. . . during the film’s extended climax, a car chase of increasing preposterousness, spectacular in a manner that blends Michael Bay’s incomprehensibility with James Cameron’s sense of action sequence one-upmanship, but not remotely Bourne.
Matt Damon returns as Bourne, who as the film opens wakes up in a cold sweat en route to an underground fighting match. So, ya know, some things never change, I guess. How this poor guy has never found peace even after the endless revelations of his first three adventures and seeming clarity achieved at the ends of Supremacy and/or Ultimatum (depending on how you interpret the trilogy’s chronology) is kind of tragic. Nevertheless, here he is, awaking to cryptic dreams of his past, engaging in suspicious underground activity in foreign lands…basically, he’s just waiting to get hunted again.
Other similarities abound here, from Bourne’s engaging female sidekick – this time there’s two interchangeable helpmates, in the form of Julia Stiles’ returning ex-CIA researcher and Alicia Vikander’s current CIA researcher – to the CIA Director with Ambiguous Intentions, this time played by Tommy Lee Jones, who could – and often does – play this role in his sleep. Once again Bourne is drawn into the web of the organization that created him, piecing together fragments of his memory in an effort to topple a sinister regime. It’s all very same-y, the only difference being none of this is remotely organic, instead the contrivance of Greengrass and Christopher Rouse’s (yes, the editor) screenplay, which simultaneously bastardizes and desperately wants to replicate all that came before it (a solid alternate title might’ve been Bourne: The Last Stand). There is an attempt here to explore the limits of privacy versus increased government surveillance in the form of Aaron Kalloor (Riz Ahmed), a young tech wunderkind whose revolutionary privacy app is another of Tommy Lee’s targets, though this subplot lacks both nuance and any discernible connection to the standard Bourne material that surrounds it.
All of this comes to a crashing head – literally – during the film’s extended climax, a car chase of increasing preposterousness, spectacular in a manner that blends Michael Bay’s incomprehensibility with James Cameron’s sense of action sequence one-upmanship, but not remotely Bourne. That’s odd, since literally every other sequence seems to have been traced over a stencil of the earlier trilogy. But that’s Jason Bourne in a nutshell – a flailing entity that is always chasing after something that’s either been done better, or completely lost its relevance, or both. Oddly enough, it’s quite reminiscent to another Greengrass-Damon bomb, 2010’s Green Zone, which was several years too late to the “There Were No WMDs” Party. Here they’re nearly a decade late to the Bourne Franchise Party…though Jason Bourne could’ve been released six months after The Bourne Ultimatum and it still would’ve sucked.

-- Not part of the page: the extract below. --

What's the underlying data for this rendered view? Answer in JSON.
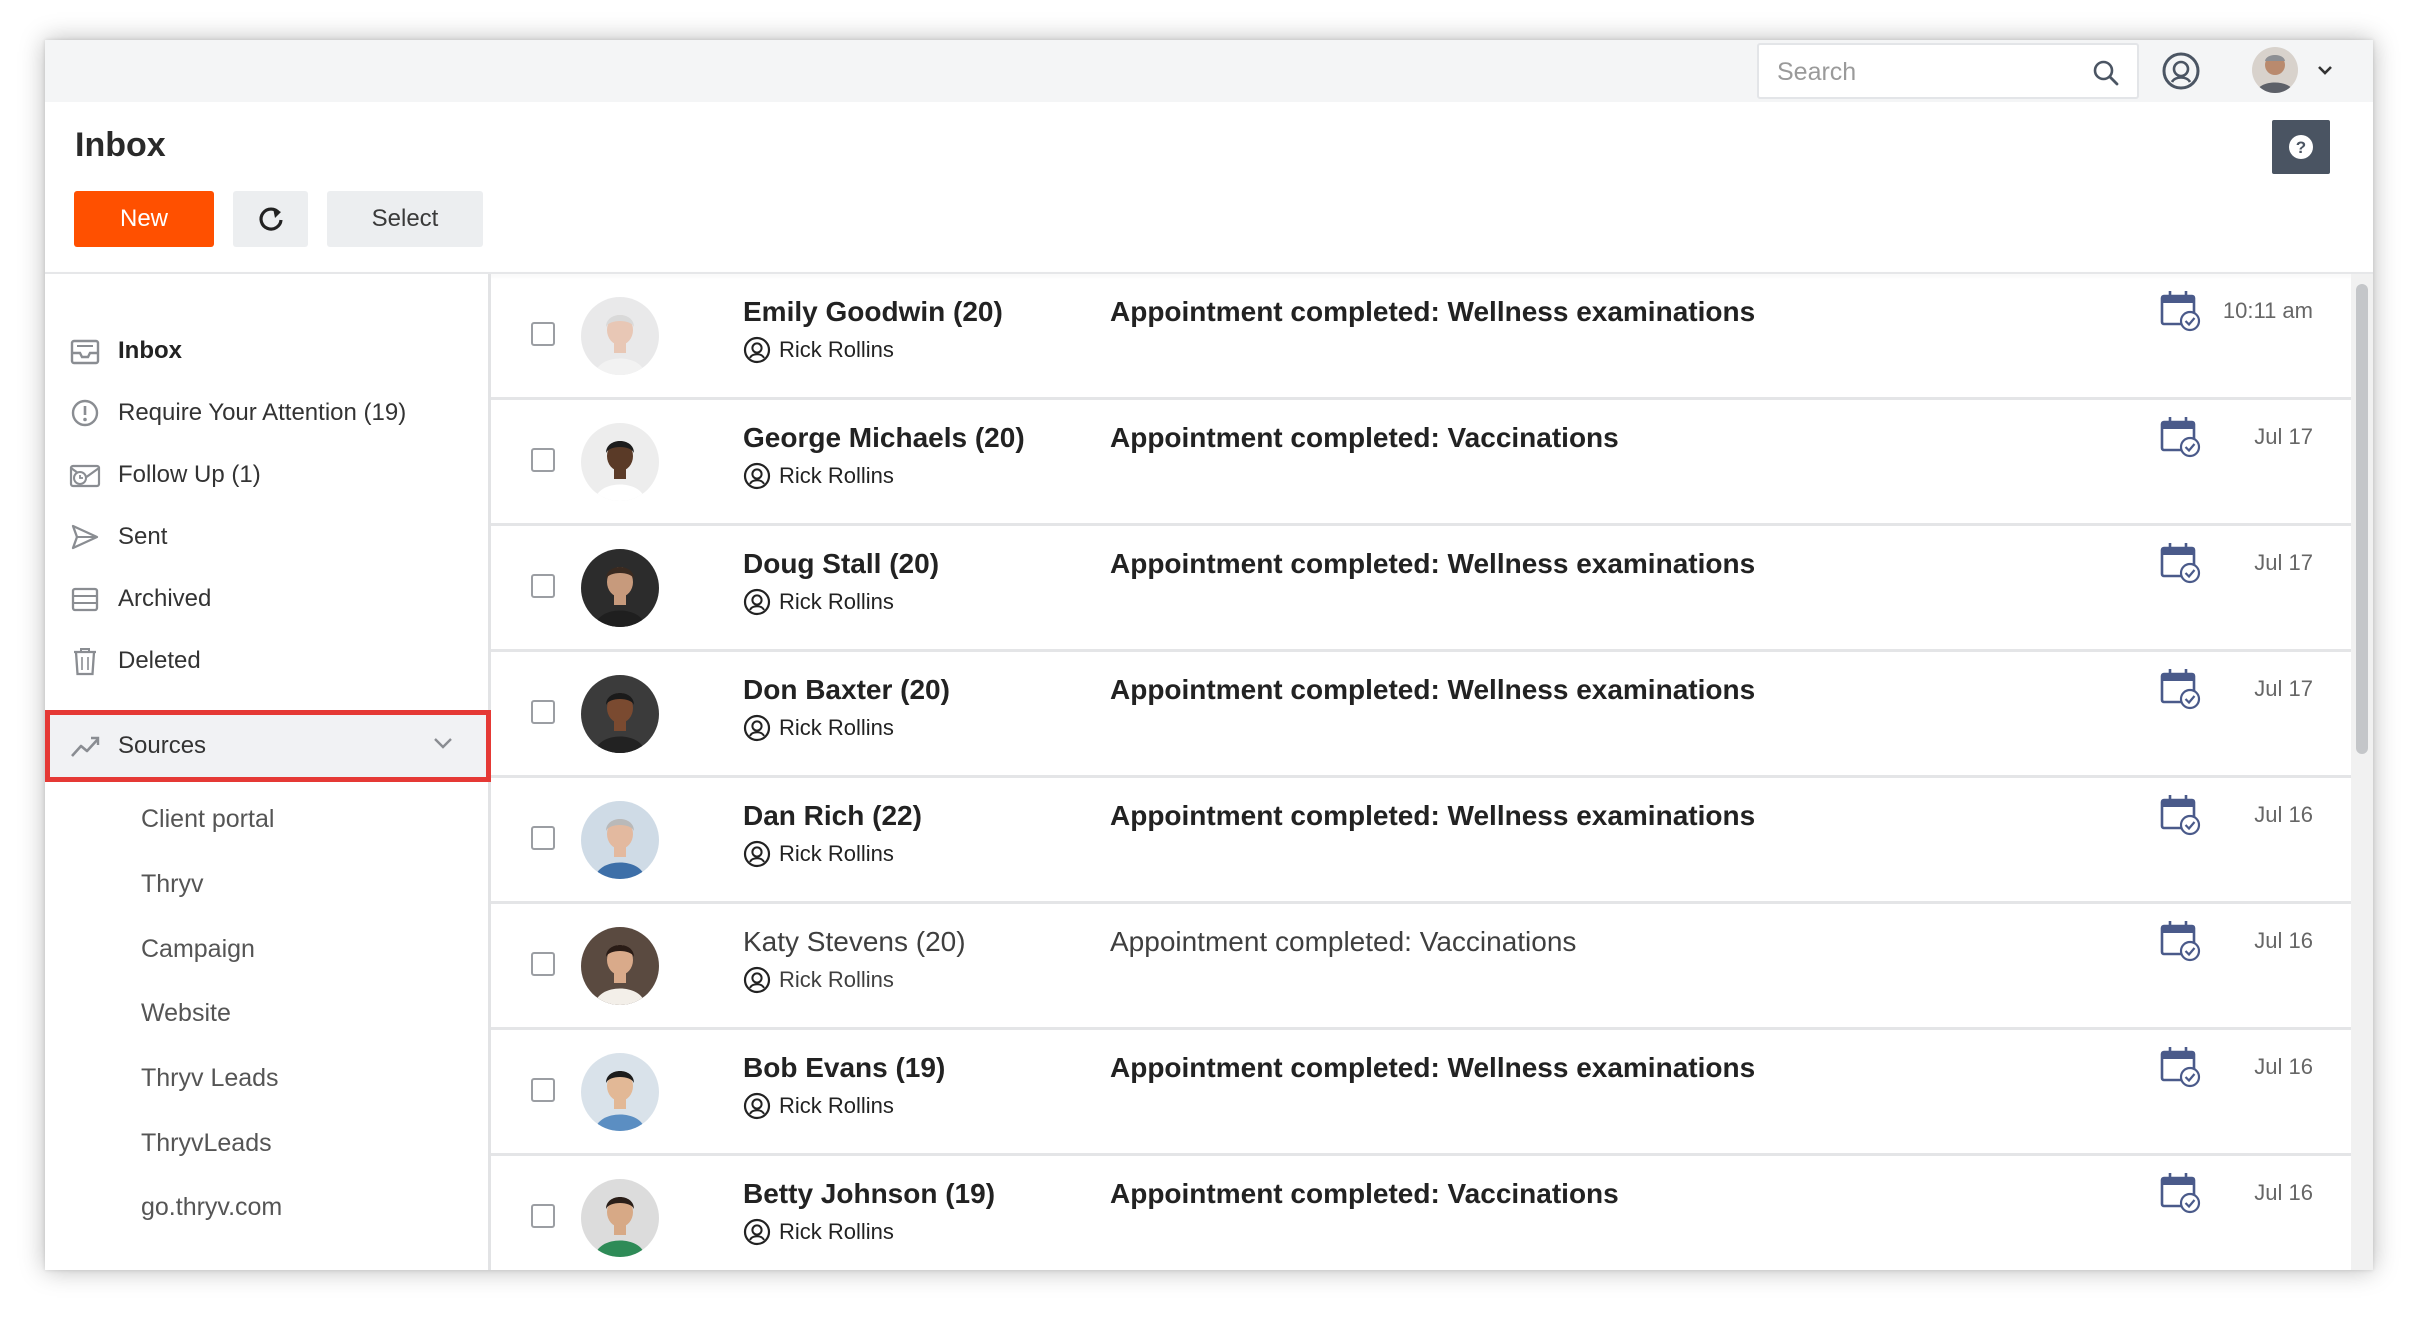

Jason Bourne is entirely useless, a completely unnecessary extension of an otherwise flawless franchise that, despite a directorial change between the first and second films, was as tightly wound and cohesively mounted as a modern studio franchise could possibly be.